Free Cash Flow: OSK’s free cash flow is adequate, at about $409.2 million. This number marks a significant improvement from the middle of the year, from around $205 million.
Dividend: OSK’s annual divided is $1.20 per share, which translates to a yield of about 1.35% at the stock’s current price. That also marks an increase from $.96 per share, per annum around the middle of last year.
Price/Book Ratio: there are a lot of ways to measure how much a stock should be worth; but one of the simplest methods that I like uses the stock’s Book Value, which for OSK is $38.01 and translates to a Price/Book ratio of 2.34 at the stock’s current price. The stock’s historical average Price/Book ratio is 2.1, meaning that the stock is actually overvalued, by about -10% from that average. That doesn’t imply there is any upside to be had from a valuation standpoint; however the stock is also nearly 150% below its historical Price/Cash Flow average. I’m not sure I’m ready to put a long-term target price for OSK around $200 per share, since the stock has never been above $100 per share; but that does suggest there could still be a useful value-based opportunity, despite the stock’s impressive performance over the last month.

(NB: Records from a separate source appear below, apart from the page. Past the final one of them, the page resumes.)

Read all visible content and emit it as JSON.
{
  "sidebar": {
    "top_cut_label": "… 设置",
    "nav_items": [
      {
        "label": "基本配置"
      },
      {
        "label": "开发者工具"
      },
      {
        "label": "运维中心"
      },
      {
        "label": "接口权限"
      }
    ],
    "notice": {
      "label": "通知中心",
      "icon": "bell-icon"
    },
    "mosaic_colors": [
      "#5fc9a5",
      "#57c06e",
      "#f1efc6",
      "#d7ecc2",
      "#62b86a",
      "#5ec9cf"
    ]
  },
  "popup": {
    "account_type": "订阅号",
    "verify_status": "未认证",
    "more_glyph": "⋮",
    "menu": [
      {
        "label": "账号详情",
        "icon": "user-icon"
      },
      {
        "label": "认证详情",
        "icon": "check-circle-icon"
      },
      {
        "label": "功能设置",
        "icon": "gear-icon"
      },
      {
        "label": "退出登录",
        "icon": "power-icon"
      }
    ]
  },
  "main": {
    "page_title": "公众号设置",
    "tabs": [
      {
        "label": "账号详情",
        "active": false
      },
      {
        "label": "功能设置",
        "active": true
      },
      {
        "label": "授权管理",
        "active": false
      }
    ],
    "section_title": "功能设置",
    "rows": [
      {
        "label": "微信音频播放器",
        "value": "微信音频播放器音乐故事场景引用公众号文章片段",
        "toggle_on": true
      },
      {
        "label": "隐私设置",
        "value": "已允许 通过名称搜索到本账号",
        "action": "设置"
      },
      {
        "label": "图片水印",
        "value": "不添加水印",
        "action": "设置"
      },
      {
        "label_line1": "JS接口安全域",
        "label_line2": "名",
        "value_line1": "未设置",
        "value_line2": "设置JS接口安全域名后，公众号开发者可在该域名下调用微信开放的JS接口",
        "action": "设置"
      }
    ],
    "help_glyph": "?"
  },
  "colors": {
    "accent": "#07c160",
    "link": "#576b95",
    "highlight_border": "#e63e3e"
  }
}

Here’s a look at the stock’s latest technical chart.
Current Price Action/Trends and Pivots: The red diagonal line measures the length of the stock’s upward trend from around $56 at the beginning of the year to now; it also informs the Fibonacci trend retracement lines shown on the right side of the chart. The stock’s upward trend is clear, along with its accelerating momentum in the last month. The stock is about $10 below its multi-year high around $100, which was last seen at the beginning of 2018 and should mark the most likely next significant resistance point for the stock’s current surge. If buyers start to take profits, which wouldn’t be surprising given the pace of the stock’s increase over the last few weeks, it should find support at around $85 per share, in-line with the stock’s pivot highs in July. A break below that point could see the stock drop back to between $82 and $80.
Near-term Keys: OSK’s current levels may not mark an ideal value opportunity, but there is an interesting case to be made for the stock to revisit the top end of the highs it visited at the beginning of 2018, and possibly to even extend them past that point. Truthfully, I think the best opportunity with OSK lies with short-term, momentum-based trades; the latest wave of momentum suggests that a bullish trade with call options, or simply buying the stock outright offers the best probability of success. Given the way the stock has surged over the last few days, I would expect the stock to retrace a bit at some point in the next few days. If it does, and finds a new support anywhere between the stock’s current price and $85, you can take that as a good signal to enter a new bullish trade. If the stock drops below $85, and you don’t mind the idea of working aggressively against the stock’s longer-term trend, you might consider shorting the stock, or working with put options with an eye on $82 to $80 as a price target for bearish trade.